The National Weather Service in Los Angeles, together with Santa Barbara and Ventura County officials, has issued a mandatory evacuation order for potential flood regions for Tuesday, March 20. The preventative order comes in advance of what meteorologists anticipate to be the strongest storm to hit Southern California this season.
The mandatory evacuations will start at noon on Tuesday and last until Thursday at 5pm.
"We have no choice but do to this," Santa Barbara Sheriff Bill Brown said. "It's not worth risking lives to avoid evacuation."
The regions that are being evacuated are scarred with burn damage due to the recent wildfires that ripped through the area. The storm's flash flooding could cause potential dangerous debris flow from the area's burn scar. But, even without the recent topographical damage, the intensity of the predicted rainfall would be enough to trigger potential rock falls and mudslides.
"We could experience localized flooding and road closures, which are not isolated to the burn areas. The threat of rock falls, mudslides and debris flow is high," said Rob Lewin, director of the Santa Barbara County Office of Emergency Management.
Santa Barbara County and the surrounding areas saw mudslides that killed at least 21 people earlier this year. In February, Santa Barbara County was evacuated due to risks of mudslides caused by a severe winter storm.
The incoming storm will sweep in from across the eastern Pacific Ocean and is expected to bring rainfall of up three-quarters of an inch per hour over large areas of southwest California.
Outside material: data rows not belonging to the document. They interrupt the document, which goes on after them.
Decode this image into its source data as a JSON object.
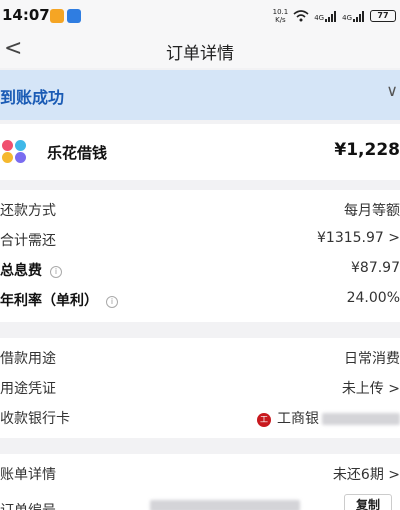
{
  "status_bar": {
    "time": "14:07",
    "net_speed_top": "10.1",
    "net_speed_bottom": "K/s",
    "signal_1": "4G",
    "signal_2": "4G",
    "battery": "77",
    "badge_color_1": "#f5a524",
    "badge_color_2": "#2f7de1"
  },
  "nav": {
    "back": "<",
    "title": "订单详情"
  },
  "banner": {
    "status": "到账成功",
    "chevron": "∨"
  },
  "lender": {
    "name": "乐花借钱",
    "amount": "¥1,228",
    "logo_colors": [
      "#f0506e",
      "#3fb8e8",
      "#f5b82e",
      "#7a6cf0"
    ]
  },
  "loan_info": [
    {
      "label": "还款方式",
      "value": "每月等额",
      "bold": false,
      "info": false
    },
    {
      "label": "合计需还",
      "value": "¥1315.97 >",
      "bold": false,
      "info": false
    },
    {
      "label": "总息费",
      "value": "¥87.97",
      "bold": true,
      "info": true
    },
    {
      "label": "年利率（单利）",
      "value": "24.00%",
      "bold": true,
      "info": true
    }
  ],
  "loan_details": {
    "purpose_label": "借款用途",
    "purpose_value": "日常消费",
    "proof_label": "用途凭证",
    "proof_value": "未上传 >",
    "bank_label": "收款银行卡",
    "bank_icon": "工",
    "bank_name": "工商银"
  },
  "bill": {
    "detail_label": "账单详情",
    "detail_value": "未还6期 >",
    "order_label": "订单编号",
    "copy_label": "复制"
  },
  "colors": {
    "accent": "#1a5bb5",
    "banner_bg": "#d5e5f7",
    "page_bg": "#f2f2f4"
  }
}
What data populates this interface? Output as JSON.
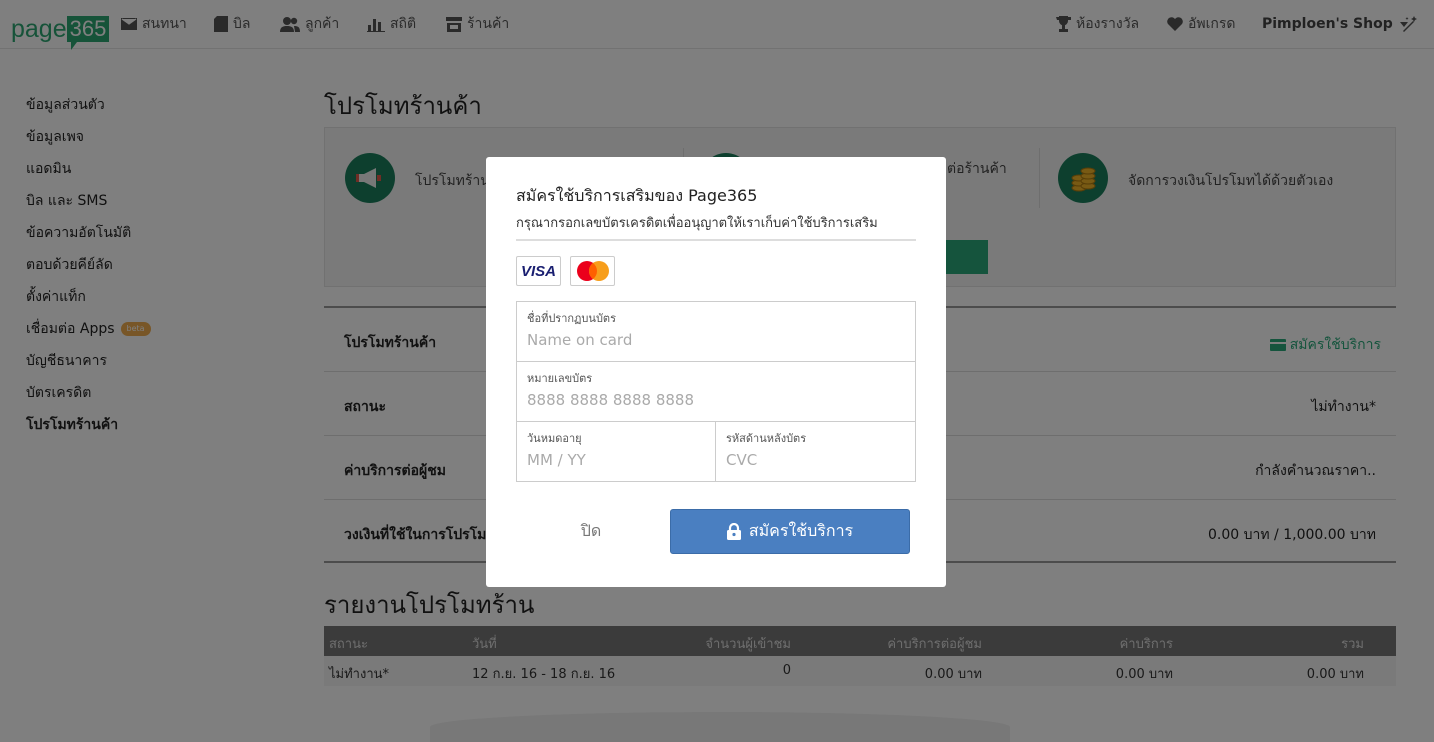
{
  "topnav": {
    "logo_text": "page",
    "logo_num": "365",
    "items": [
      {
        "label": "สนทนา",
        "icon": "envelope-icon"
      },
      {
        "label": "บิล",
        "icon": "bill-icon"
      },
      {
        "label": "ลูกค้า",
        "icon": "users-icon"
      },
      {
        "label": "สถิติ",
        "icon": "bar-chart-icon"
      },
      {
        "label": "ร้านค้า",
        "icon": "store-icon"
      }
    ],
    "right": [
      {
        "label": "ห้องรางวัล",
        "icon": "trophy-icon"
      },
      {
        "label": "อัพเกรด",
        "icon": "heart-icon"
      }
    ],
    "shop_name": "Pimploen's Shop"
  },
  "sidebar": {
    "items": [
      {
        "label": "ข้อมูลส่วนตัว"
      },
      {
        "label": "ข้อมูลเพจ"
      },
      {
        "label": "แอดมิน"
      },
      {
        "label": "บิล และ SMS"
      },
      {
        "label": "ข้อความอัตโนมัติ"
      },
      {
        "label": "ตอบด้วยคีย์ลัด"
      },
      {
        "label": "ตั้งค่าแท็ก"
      },
      {
        "label": "เชื่อมต่อ Apps",
        "badge": "beta"
      },
      {
        "label": "บัญชีธนาคาร"
      },
      {
        "label": "บัตรเครดิต"
      },
      {
        "label": "โปรโมทร้านค้า",
        "active": true
      }
    ]
  },
  "main": {
    "title": "โปรโมทร้านค้า",
    "features": [
      {
        "text": "โปรโมทร้านค้",
        "icon": "megaphone-icon"
      },
      {
        "text": "ต่อร้านค้า",
        "icon": "chart-icon"
      },
      {
        "text": "จัดการวงเงินโปรโมทได้ด้วยตัวเอง",
        "icon": "coins-icon"
      }
    ],
    "info_rows": [
      {
        "label": "โปรโมทร้านค้า",
        "link": "สมัครใช้บริการ"
      },
      {
        "label": "สถานะ",
        "value": "ไม่ทำงาน*"
      },
      {
        "label": "ค่าบริการต่อผู้ชม",
        "value": "กำลังคำนวณราคา.."
      },
      {
        "label": "วงเงินที่ใช้ในการโปรโมท",
        "value": "0.00 บาท / 1,000.00 บาท"
      }
    ],
    "report": {
      "title": "รายงานโปรโมทร้าน",
      "headers": [
        "สถานะ",
        "วันที่",
        "จำนวนผู้เข้าชม",
        "ค่าบริการต่อผู้ชม",
        "ค่าบริการ",
        "รวม"
      ],
      "rows": [
        [
          "ไม่ทำงาน*",
          "12 ก.ย. 16 - 18 ก.ย. 16",
          "0",
          "0.00 บาท",
          "0.00 บาท",
          "0.00 บาท"
        ]
      ]
    }
  },
  "modal": {
    "title": "สมัครใช้บริการเสริมของ Page365",
    "subtitle": "กรุณากรอกเลขบัตรเครดิตเพื่ออนุญาตให้เราเก็บค่าใช้บริการเสริม",
    "card_logos": [
      "VISA",
      "MasterCard"
    ],
    "fields": {
      "name": {
        "label": "ชื่อที่ปรากฏบนบัตร",
        "placeholder": "Name on card",
        "value": ""
      },
      "number": {
        "label": "หมายเลขบัตร",
        "placeholder": "8888 8888 8888 8888",
        "value": ""
      },
      "expiry": {
        "label": "วันหมดอายุ",
        "placeholder": "MM / YY",
        "value": ""
      },
      "cvc": {
        "label": "รหัสด้านหลังบัตร",
        "placeholder": "CVC",
        "value": ""
      }
    },
    "close_label": "ปิด",
    "submit_label": "สมัครใช้บริการ"
  },
  "colors": {
    "brand_green": "#2da772",
    "primary_blue": "#4a7fc1",
    "overlay": "rgba(0,0,0,0.5)"
  }
}
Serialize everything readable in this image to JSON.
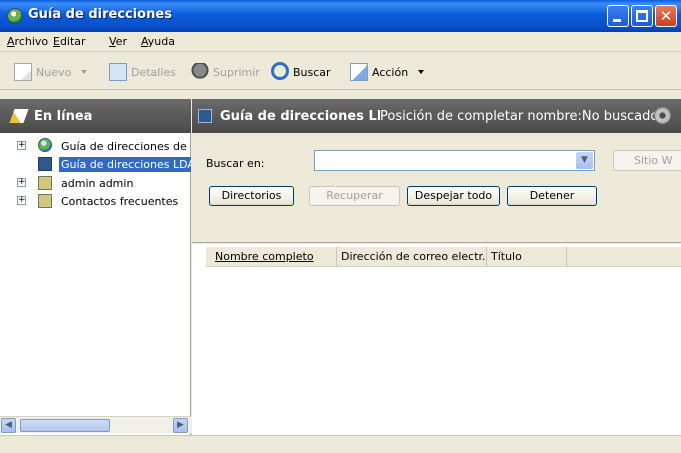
{
  "window": {
    "title": "Guía de direcciones"
  },
  "menu": {
    "items": [
      {
        "label": "Archivo",
        "accel": "A",
        "rest": "rchivo"
      },
      {
        "label": "Editar",
        "accel": "E",
        "rest": "ditar"
      },
      {
        "label": "Ver",
        "accel": "V",
        "rest": "er"
      },
      {
        "label": "Ayuda",
        "accel": "A",
        "rest": "yuda"
      }
    ]
  },
  "toolbar": {
    "new_label": "Nuevo",
    "details_label": "Detalles",
    "delete_label": "Suprimir",
    "search_label": "Buscar",
    "action_label": "Acción"
  },
  "left_pane": {
    "header": "En línea",
    "tree": [
      {
        "label": "Guía de direcciones de Gi",
        "icon": "globe-icon",
        "expander": "+"
      },
      {
        "label": "Guía de direcciones LDAF",
        "icon": "ldap-directory-icon",
        "expander": "",
        "selected": true
      },
      {
        "label": "admin admin",
        "icon": "address-book-icon",
        "expander": "+"
      },
      {
        "label": "Contactos frecuentes",
        "icon": "address-book-icon",
        "expander": "+"
      }
    ]
  },
  "right_pane": {
    "header_title": "Guía de direcciones LDA",
    "header_status": "Posición de completar nombre:No buscado",
    "search_label": "Buscar en:",
    "search_value": "",
    "site_button": "Sitio W",
    "buttons": {
      "directories": "Directorios",
      "recover": "Recuperar",
      "clear_all": "Despejar todo",
      "stop": "Detener"
    },
    "columns": [
      "Nombre completo",
      "Dirección de correo electr...",
      "Título"
    ]
  },
  "colors": {
    "titlebar": "#0A5FE0",
    "selection": "#316AC5",
    "pane_header": "#5a5a5a"
  }
}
The rainfall could begin as early as Tuesday afternoon, and continue through late Thursday or early Friday, with five to 10 inches of total rainfall predicted in the foothills and mountains.
Residents of Santa Barbara and Ventura Counties should stay alert for updates on evacuation times and instructions for their respective areas.